**EXERCISE:**
Would you write out the lines below exactly, from the one containing "Parse this screenshot: output" to the very last, but without the pictures?

**Dataset rows for apps and sites:**
══════════

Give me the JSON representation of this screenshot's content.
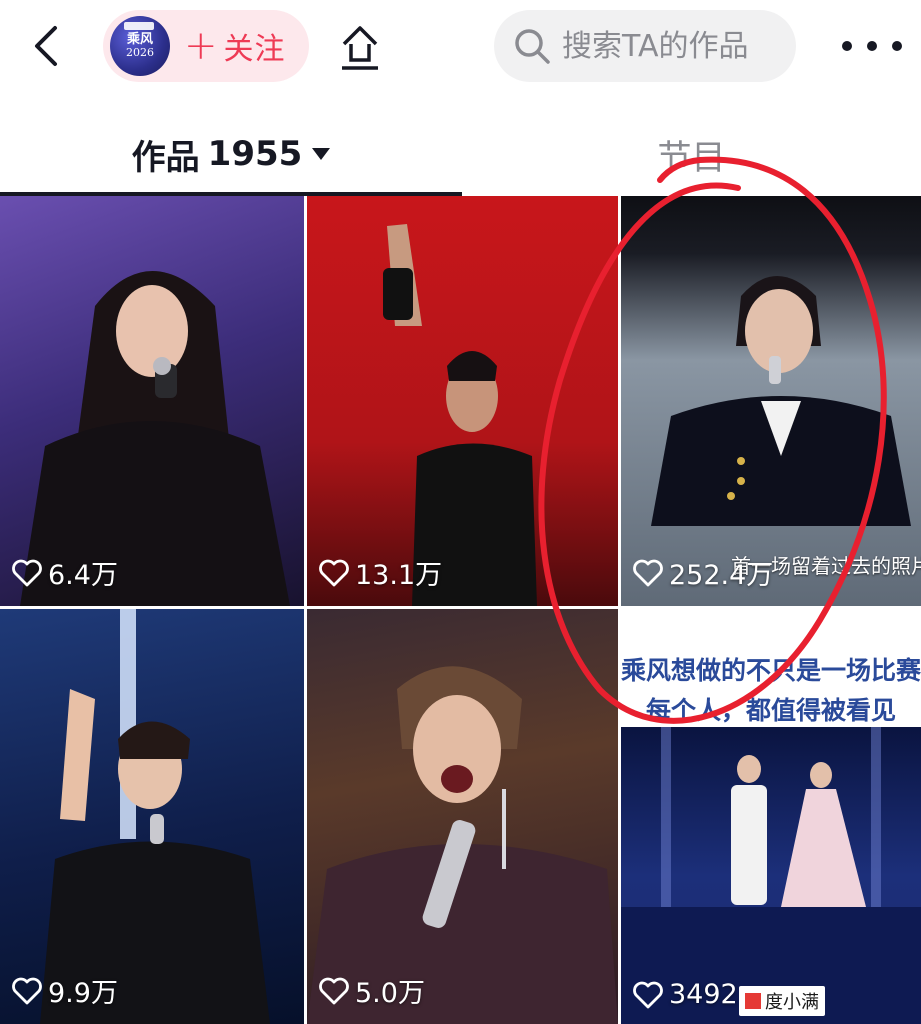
{
  "header": {
    "back_icon": "chevron-left-icon",
    "avatar_text": "乘风",
    "avatar_year": "2026",
    "follow_label": "关注",
    "share_icon": "share-up-icon",
    "search_placeholder": "搜索TA的作品",
    "more_icon": "more-dots-icon"
  },
  "tabs": {
    "works_label": "作品",
    "works_count": "1955",
    "program_label": "节目"
  },
  "videos": [
    {
      "likes": "6.4万"
    },
    {
      "likes": "13.1万"
    },
    {
      "likes": "252.4万",
      "caption": "首一场留着过去的照片"
    },
    {
      "likes": "9.9万"
    },
    {
      "likes": "5.0万"
    },
    {
      "likes": "3492",
      "headline_1": "乘风想做的不只是一场比赛",
      "headline_2": "每个人，都值得被看见",
      "sponsor": "度小满"
    }
  ],
  "colors": {
    "accent": "#ee3a55",
    "annotation": "#e8202f",
    "text_primary": "#161823",
    "text_secondary": "#8a8b91"
  }
}
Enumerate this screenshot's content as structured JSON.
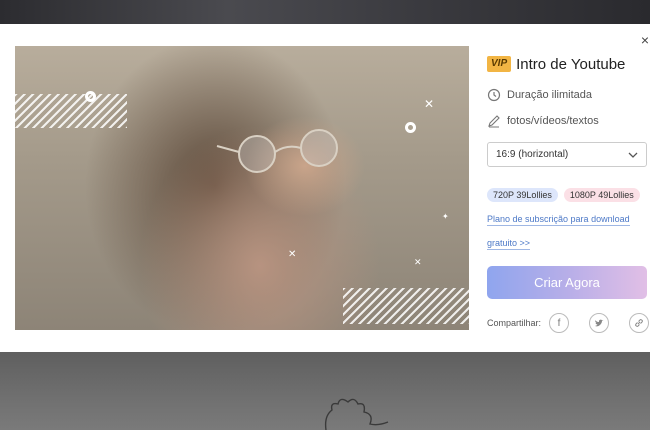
{
  "modal": {
    "close_glyph": "×",
    "template": {
      "vip_badge": "VIP",
      "title": "Intro de Youtube",
      "features": [
        {
          "icon": "clock-icon",
          "label": "Duração ilimitada"
        },
        {
          "icon": "pen-icon",
          "label": "fotos/vídeos/textos"
        }
      ],
      "aspect_select": {
        "selected": "16:9 (horizontal)"
      },
      "resolution_badges": [
        "720P 39Lollies",
        "1080P 49Lollies"
      ],
      "subscription_link": [
        "Plano de subscrição para download",
        "gratuito >>"
      ],
      "create_button": "Criar Agora",
      "share": {
        "label": "Compartilhar:",
        "icons": [
          "facebook-icon",
          "twitter-icon",
          "link-icon"
        ]
      }
    }
  },
  "colors": {
    "vip_badge": "#f2b544",
    "link": "#4d79c7",
    "cta_gradient_start": "#8fa5ee",
    "cta_gradient_end": "#e1bfe6",
    "badge_720": "#dde6fb",
    "badge_1080": "#fbe0e6"
  }
}
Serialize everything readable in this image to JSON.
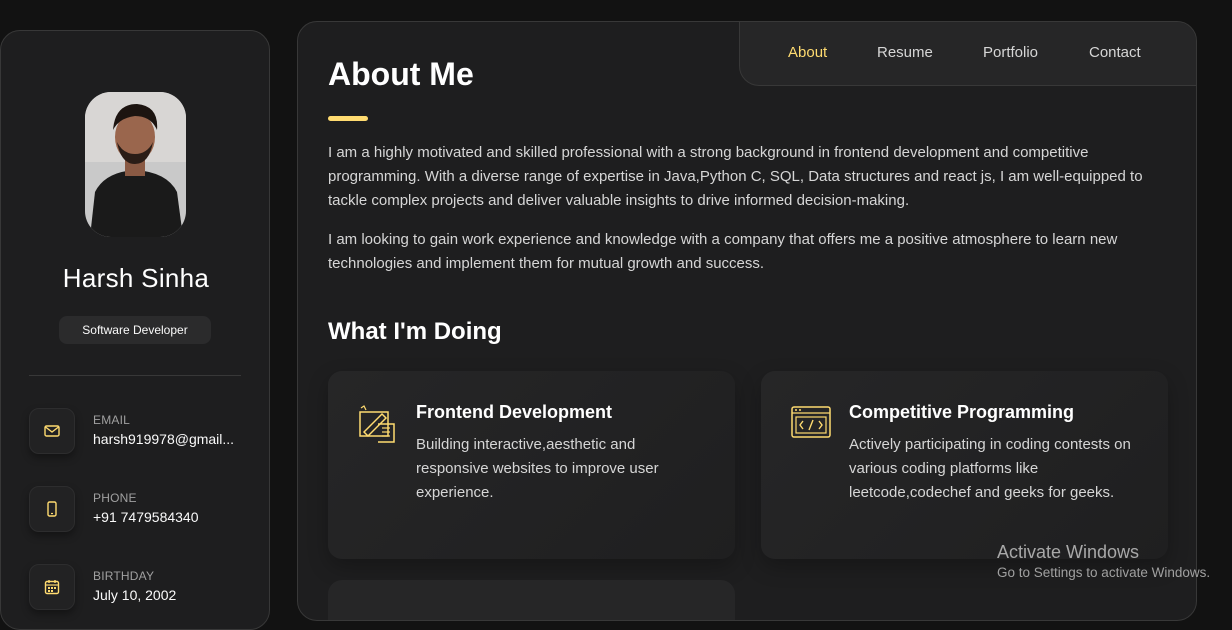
{
  "sidebar": {
    "name": "Harsh Sinha",
    "role": "Software Developer",
    "contacts": [
      {
        "label": "Email",
        "value": "harsh919978@gmail...",
        "icon": "mail-icon"
      },
      {
        "label": "Phone",
        "value": "+91 7479584340",
        "icon": "phone-icon"
      },
      {
        "label": "Birthday",
        "value": "July 10, 2002",
        "icon": "calendar-icon"
      }
    ]
  },
  "navbar": {
    "items": [
      "About",
      "Resume",
      "Portfolio",
      "Contact"
    ],
    "active": "About"
  },
  "about": {
    "title": "About Me",
    "paragraphs": [
      "I am a highly motivated and skilled professional with a strong background in frontend development and competitive programming. With a diverse range of expertise in Java,Python C, SQL, Data structures and react js, I am well-equipped to tackle complex projects and deliver valuable insights to drive informed decision-making.",
      "I am looking to gain work experience and knowledge with a company that offers me a positive atmosphere to learn new technologies and implement them for mutual growth and success."
    ]
  },
  "services": {
    "title": "What I'm Doing",
    "items": [
      {
        "title": "Frontend Development",
        "text": "Building interactive,aesthetic and responsive websites to improve user experience.",
        "icon": "design-tools-icon"
      },
      {
        "title": "Competitive Programming",
        "text": "Actively participating in coding contests on various coding platforms like leetcode,codechef and geeks for geeks.",
        "icon": "code-window-icon"
      }
    ]
  },
  "watermark": {
    "title": "Activate Windows",
    "subtitle": "Go to Settings to activate Windows."
  },
  "colors": {
    "accent": "#ffdb70",
    "background": "#121212",
    "panel": "#1e1e1f"
  }
}
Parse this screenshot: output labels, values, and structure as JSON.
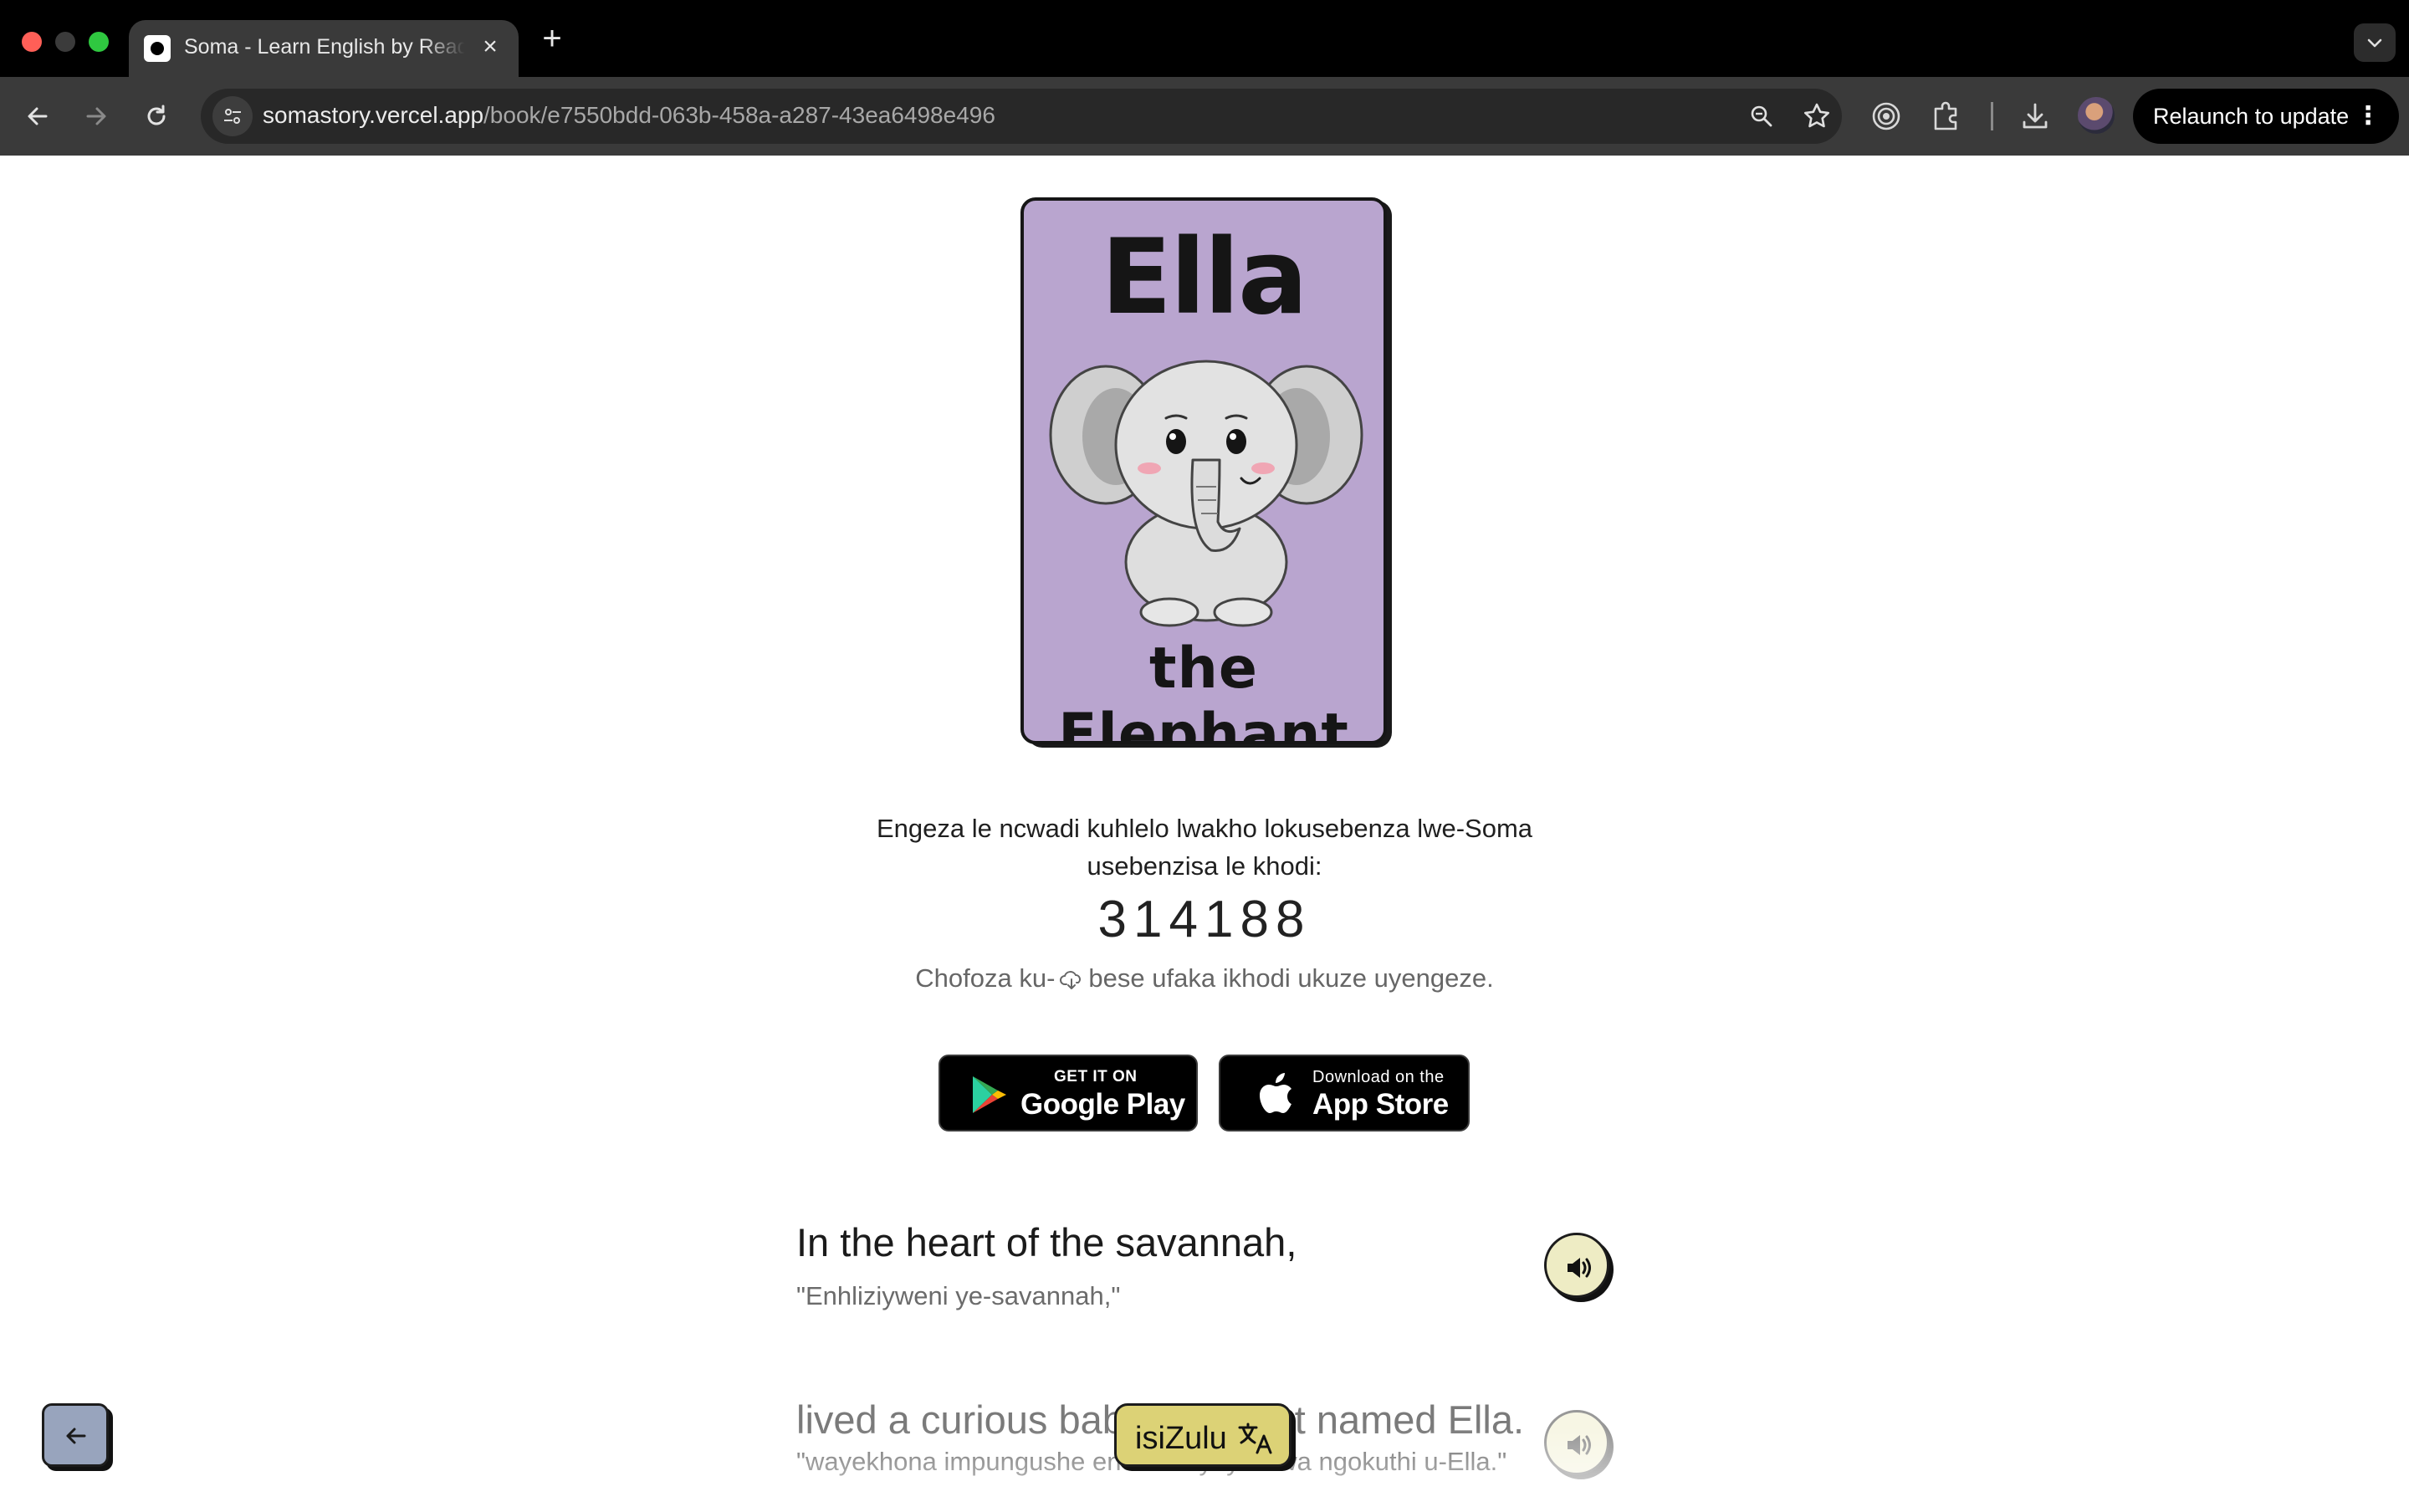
{
  "browser": {
    "tab_title": "Soma - Learn English by Reading",
    "tab_close": "×",
    "new_tab": "+",
    "url_host": "somastory.vercel.app",
    "url_path": "/book/e7550bdd-063b-458a-a287-43ea6498e496",
    "relaunch_label": "Relaunch to update",
    "relaunch_menu": "⋮"
  },
  "book": {
    "cover_title": "Ella",
    "cover_subtitle": "the Elephant",
    "add_instructions": "Engeza le ncwadi kuhlelo lwakho lokusebenza lwe-Soma usebenzisa le khodi:",
    "code": "314188",
    "hint_before": "Chofoza ku-",
    "hint_after": "bese ufaka ikhodi ukuze uyengeze."
  },
  "stores": {
    "google_small": "GET IT ON",
    "google_big": "Google Play",
    "apple_small": "Download on the",
    "apple_big": "App Store"
  },
  "sentences": [
    {
      "english": "In the heart of the savannah,",
      "translation": "\"Enhliziyweni ye-savannah,\""
    },
    {
      "english": "lived a curious baby elephant named Ella.",
      "translation": "\"wayekhona impungushe encane eyayibizwa ngokuthi u-Ella.\""
    }
  ],
  "language_button": "isiZulu",
  "colors": {
    "cover_bg": "#b9a5cf",
    "audio_bg": "#eeecc4",
    "lang_bg": "#dcd276",
    "back_bg": "#98a4bd"
  },
  "icons": {
    "back": "arrow-left-icon",
    "audio": "speaker-icon",
    "translate": "translate-icon",
    "download": "cloud-download-icon"
  }
}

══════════

**COMPLETED EXERCISE:**
Parse this screenshot: output labels, values, and structure as JSON.
{
  "browser": {
    "tab_title": "Soma - Learn English by Reading",
    "tab_close": "×",
    "new_tab": "+",
    "url_host": "somastory.vercel.app",
    "url_path": "/book/e7550bdd-063b-458a-a287-43ea6498e496",
    "relaunch_label": "Relaunch to update",
    "relaunch_menu": "⋮"
  },
  "book": {
    "cover_title": "Ella",
    "cover_subtitle": "the Elephant",
    "add_instructions": "Engeza le ncwadi kuhlelo lwakho lokusebenza lwe-Soma usebenzisa le khodi:",
    "code": "314188",
    "hint_before": "Chofoza ku-",
    "hint_after": "bese ufaka ikhodi ukuze uyengeze."
  },
  "stores": {
    "google_small": "GET IT ON",
    "google_big": "Google Play",
    "apple_small": "Download on the",
    "apple_big": "App Store"
  },
  "sentences": [
    {
      "english": "In the heart of the savannah,",
      "translation": "\"Enhliziyweni ye-savannah,\""
    },
    {
      "english": "lived a curious baby elephant named Ella.",
      "translation": "\"wayekhona impungushe encane eyayibizwa ngokuthi u-Ella.\""
    }
  ],
  "language_button": "isiZulu",
  "colors": {
    "cover_bg": "#b9a5cf",
    "audio_bg": "#eeecc4",
    "lang_bg": "#dcd276",
    "back_bg": "#98a4bd"
  },
  "icons": {
    "back": "arrow-left-icon",
    "audio": "speaker-icon",
    "translate": "translate-icon",
    "download": "cloud-download-icon"
  }
}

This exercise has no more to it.